*** MATERIAL SHOWN Section Begins ***

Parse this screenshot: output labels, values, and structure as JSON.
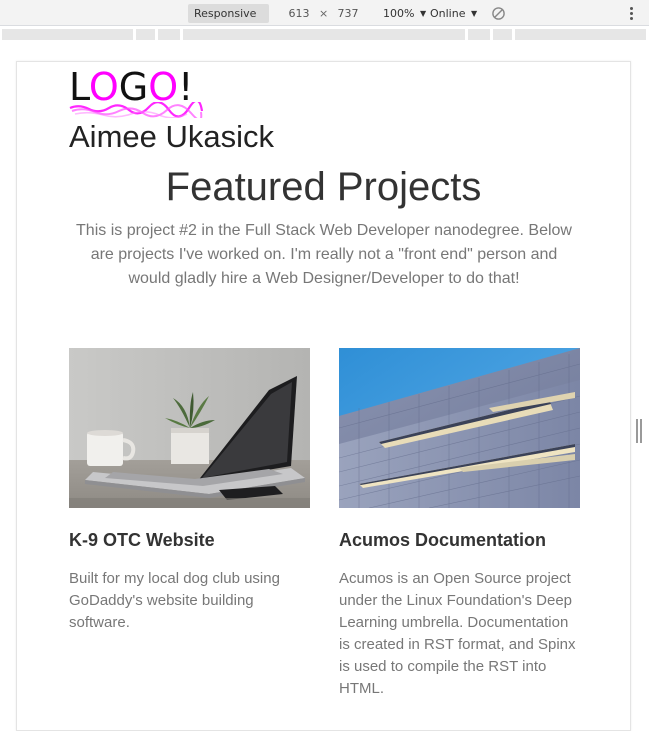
{
  "devtools": {
    "device_label": "Responsive",
    "width_value": "613",
    "times_sign": "×",
    "height_value": "737",
    "zoom_label": "100%",
    "throttle_label": "Online",
    "caret": "▼"
  },
  "page": {
    "logo": {
      "text_l": "L",
      "text_o1": "O",
      "text_g": "G",
      "text_o2": "O",
      "text_bang": "!",
      "accent_color": "#ff00ff"
    },
    "name": "Aimee Ukasick",
    "headline": "Featured Projects",
    "intro": "This is project #2 in the Full Stack Web Developer nanodegree. Below are projects I've worked on. I'm really not a \"front end\" person and would gladly hire a Web Designer/Developer to do that!",
    "projects": [
      {
        "image": "laptop-on-desk-photo",
        "title": "K-9 OTC Website",
        "description": "Built for my local dog club using GoDaddy's website building software."
      },
      {
        "image": "building-facade-photo",
        "title": "Acumos Documentation",
        "description": "Acumos is an Open Source project under the Linux Foundation's Deep Learning umbrella. Documentation is created in RST format, and Spinx is used to compile the RST into HTML."
      }
    ]
  }
}
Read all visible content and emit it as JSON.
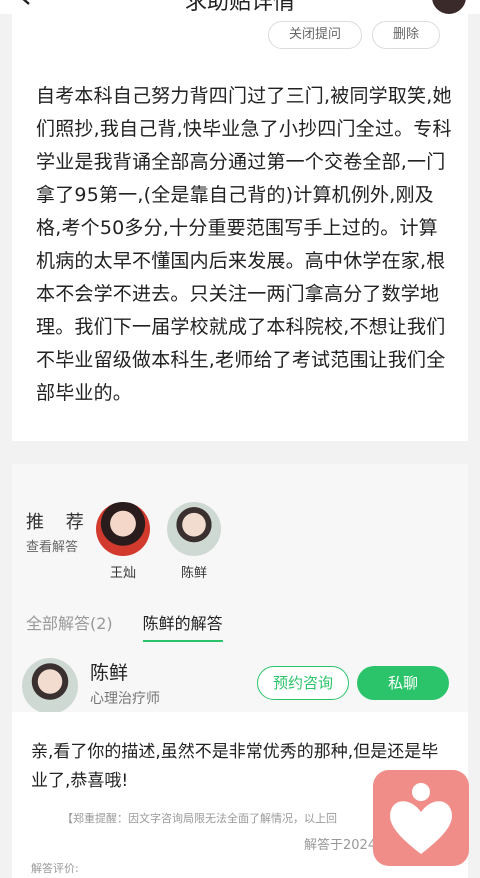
{
  "header": {
    "title": "求助贴详情"
  },
  "question": {
    "close_label": "关闭提问",
    "delete_label": "删除",
    "text": "自考本科自己努力背四门过了三门,被同学取笑,她们照抄,我自己背,快毕业急了小抄四门全过。专科学业是我背诵全部高分通过第一个交卷全部,一门拿了95第一,(全是靠自己背的)计算机例外,刚及格,考个50多分,十分重要范围写手上过的。计算机病的太早不懂国内后来发展。高中休学在家,根本不会学不进去。只关注一两门拿高分了数学地理。我们下一届学校就成了本科院校,不想让我们不毕业留级做本科生,老师给了考试范围让我们全部毕业的。"
  },
  "recommend": {
    "title": "推 荐",
    "subtitle": "查看解答",
    "experts": [
      {
        "name": "王灿"
      },
      {
        "name": "陈鲜"
      }
    ]
  },
  "tabs": [
    {
      "label": "全部解答(2)"
    },
    {
      "label": "陈鲜的解答"
    }
  ],
  "expert": {
    "name": "陈鲜",
    "title": "心理治疗师",
    "consult_label": "预约咨询",
    "chat_label": "私聊"
  },
  "answer": {
    "text": "亲,看了你的描述,虽然不是非常优秀的那种,但是还是毕业了,恭喜哦!",
    "notice": "【郑重提醒：因文字咨询局限无法全面了解情况，以上回",
    "date": "解答于2024",
    "rating_label": "解答评价:"
  },
  "colors": {
    "accent": "#2cc46a",
    "fab": "#f08d88"
  },
  "icons": {
    "back": "chevron-left-icon",
    "fab": "heart-person-icon"
  }
}
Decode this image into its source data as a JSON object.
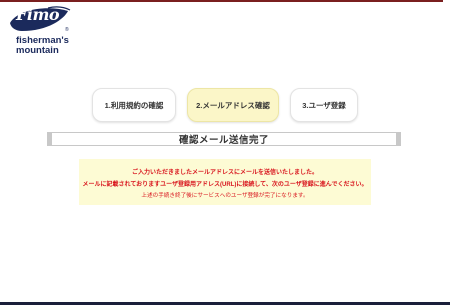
{
  "header": {
    "logo_script": "Fimo",
    "logo_line1": "fisherman's",
    "logo_line2": "mountain",
    "logo_registered": "®"
  },
  "steps": [
    {
      "label": "1.利用規約の確認",
      "active": false
    },
    {
      "label": "2.メールアドレス確認",
      "active": true
    },
    {
      "label": "3.ユーザ登録",
      "active": false
    }
  ],
  "page_title": "確認メール送信完了",
  "notice": {
    "line1": "ご入力いただきましたメールアドレスにメールを送信いたしました。",
    "line2": "メールに記載されておりますユーザ登録用アドレス(URL)に接続して、次のユーザ登録に進んでください。",
    "line3": "上述の手続き終了後にサービスへのユーザ登録が完了になります。"
  },
  "colors": {
    "brand_navy": "#1b2a5c",
    "active_step_bg": "#fbf6c8",
    "notice_bg": "#fdfbd4",
    "notice_text": "#d8131c",
    "top_bar": "#7a1f1f"
  }
}
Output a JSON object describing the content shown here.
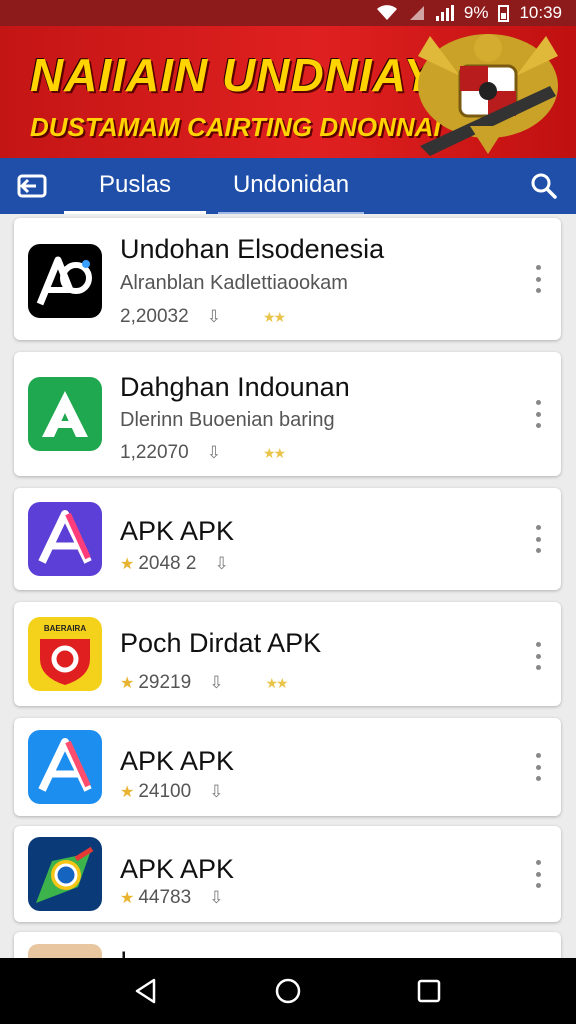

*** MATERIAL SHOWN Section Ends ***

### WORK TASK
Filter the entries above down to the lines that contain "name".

### RESULT
    "name": "Aimee Ukasick",
        "name": "王灿"
        "name": "陈鲜"
    "name": "陈鲜",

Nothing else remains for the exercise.